Ivanti this week announced it has entered into a pair of agreements to acquire MobileIron and Pulse Secure as part of an effort to create a zero-trust platform that can be delivered as a service.
Nayaki Nayyar, chief product officer for Ivanti, said at a time when network perimeters are dissolving in the wake of increased reliance on remote networking to access applications from home, a different approach to cybersecurity is required.
Acquired for $872 million, MobileIron gives Ivanti access to a set of tools for securing mobile computing applications deployed on devices running Apple iOS or Google Android. Integrating MobileIron with Ivanti’s endpoint management software for desktop and laptop systems will be relatively straightforward, said Nayyar.
The cost of acquiring Pulse Secure, a provider of software-defined perimeter (SDP) software was not disclosed. Interest in SDP software, which extends security perimeters to endpoints, has risen sharply in the wake of the COVID-19 pandemic. Rather than relying on end users to remember to employ virtual private networks (VPNs) to access applications through holes created in firewalls, Pulse Secure automatically spins up VPNs each time an end user accesses an application regardless of whether it resides in a public cloud or on-premises IT environment. That capability can be accessed as either software deployed by an internal IT team or via a service provided by Pulse Secure.
Longer-term, Nayyar said it’s clear security will increasingly be consumed as a service. The challenge Ivanti now faces is integrating its existing endpoint management tools with the tools from Pulse Secure and MobileIron to make its offerings available as a set of integrated of microservices that can scale up and down as required.
It may take a while for all the security appliances currently strewn across an enterprise to give way to platforms that deliver security functions as a service. However, at a time when many organizations are looking to reduce total cost while simultaneously securing digital business processes that now span more endpoints than ever, current approaches to IT security won’t scale. That becomes especially challenging now that it also appears end users will not be returning to traditional network perimeters anytime soon.
In the meantime, cybersecurity professionals should expect to see a wave of mergers and acquisitions in the months ahead as security vendors look to include a wider array of functions within the same integrated service. Arguably, the need to collect massive amounts of data to train artificial intelligence (AI) models based on machine and deep learning algorithms will force further consolidation. Ultimately, that shift should reduce the number of IT security vendors with which an organization engages.

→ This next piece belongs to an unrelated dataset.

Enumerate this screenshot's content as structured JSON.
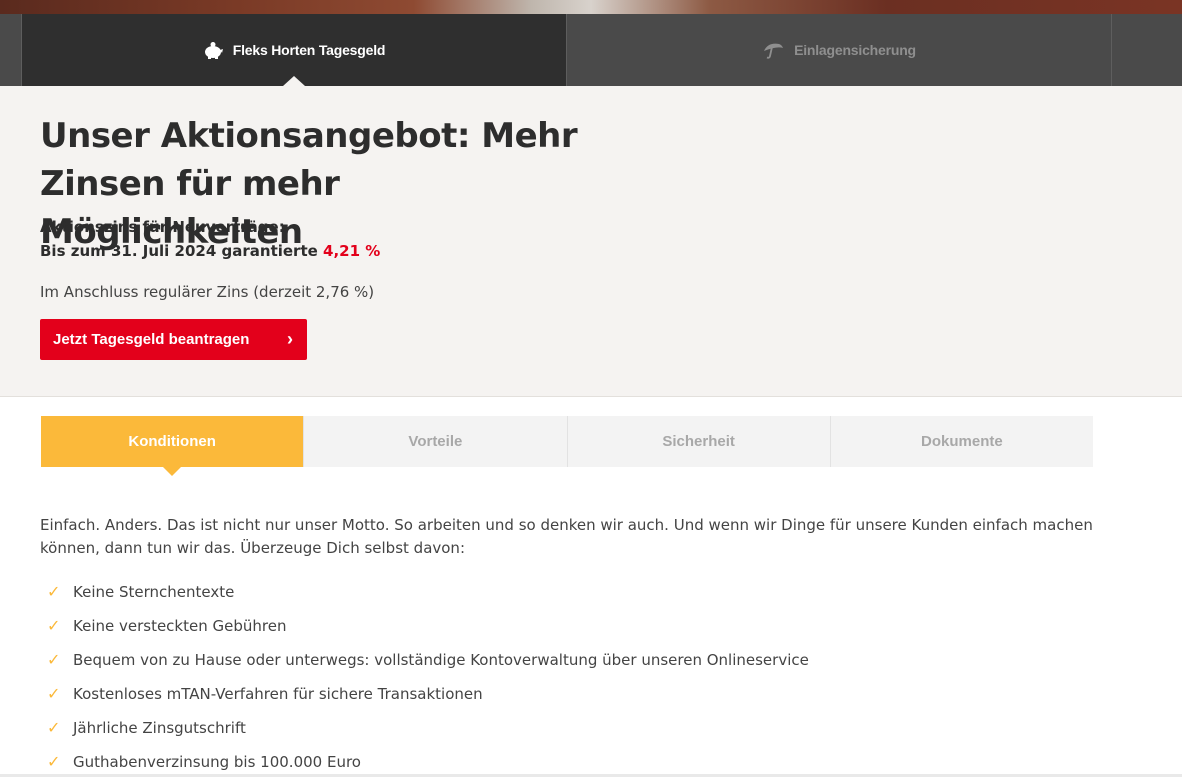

Naturally, it will be up to each cybersecurity team to determine how best to mix and match security services. The more vendors involved, potentially the more complex that task can become. Of course, security continually evolves, which means the solutions that are in place today may not always stand the test of time as the threats continue to increase in terms of both size and sophistication.